NEW Yorkers have not dusted off their long-unused fallout shelters, but some are getting the brooms ready.

These cold war relics, often no more than an empty basement corner, were turned into bike rooms, storage areas, wine cellars and gyms in the post-fear years. The ubiquitous yellow-and-black signs that mark shelter locations are now covered with grime and graffiti.

“I’ve lived in this building for 10 years and only recently saw the sign next to a locked door near the laundry room,” said a Greenwich Village resident whose request for anonymity is a sign of newly tense times. “The super told me it was his workshop.”

Now, after dark warnings of possible attacks with “dirty bombs” and other weapons, she says the building should refurbish the room and stock essentials like water, medical supplies and a radio.

James O’Connor, executive vice president of Insignia Residential Group, which manages 300 buildings in the region, confirmed that there is a renewed interest in these onetime safe rooms.
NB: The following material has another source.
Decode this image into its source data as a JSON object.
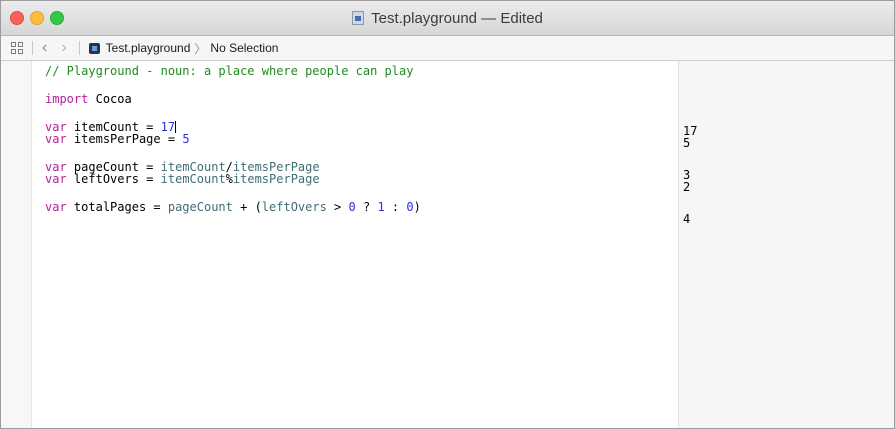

After the recent Code Orange alert, he said, many residents in Insignia buildings met to discuss reactivating ex-fallout shelters.

Some New Yorkers did more than just talk.

“We’ve had a lot of calls from architects, engineers and consumers in New York City,” said Walton McCarthy, president of Radius Engineering, a New Hampshire manufacturer of bomb shelters. Since the Code Orange episode, he said, sales of its air-purifying system have risen 40 percent — many to wealthy Manhattan residents. “For $30,000 to $130,000,” Mr. McCarthy said, “we can modernize any building’s fallout shelter to meet a standard for survival from 21st-century warfare.”

Amir Chaluts, a developer who is working on six high-end residential buildings, all 12 stories, in the financial district, Chelsea and the Upper East Side, has discussed installing fallout shelters in them with Security USA of Oakland, Calif. “It would be another amenity that we provide: marble bathrooms, gyms and a buildingwide safe room,” said Mr. Chaluts, who is from Israel and familiar with safety measures there.

Some New Yorkers are noticing they live in buildings without the space for a shelter.

“I wish my building had one,” said Pamela Power, who lives in a five-story co-op building on West 85th Street, “since the unthinkable isn’t unthinkable anymore.”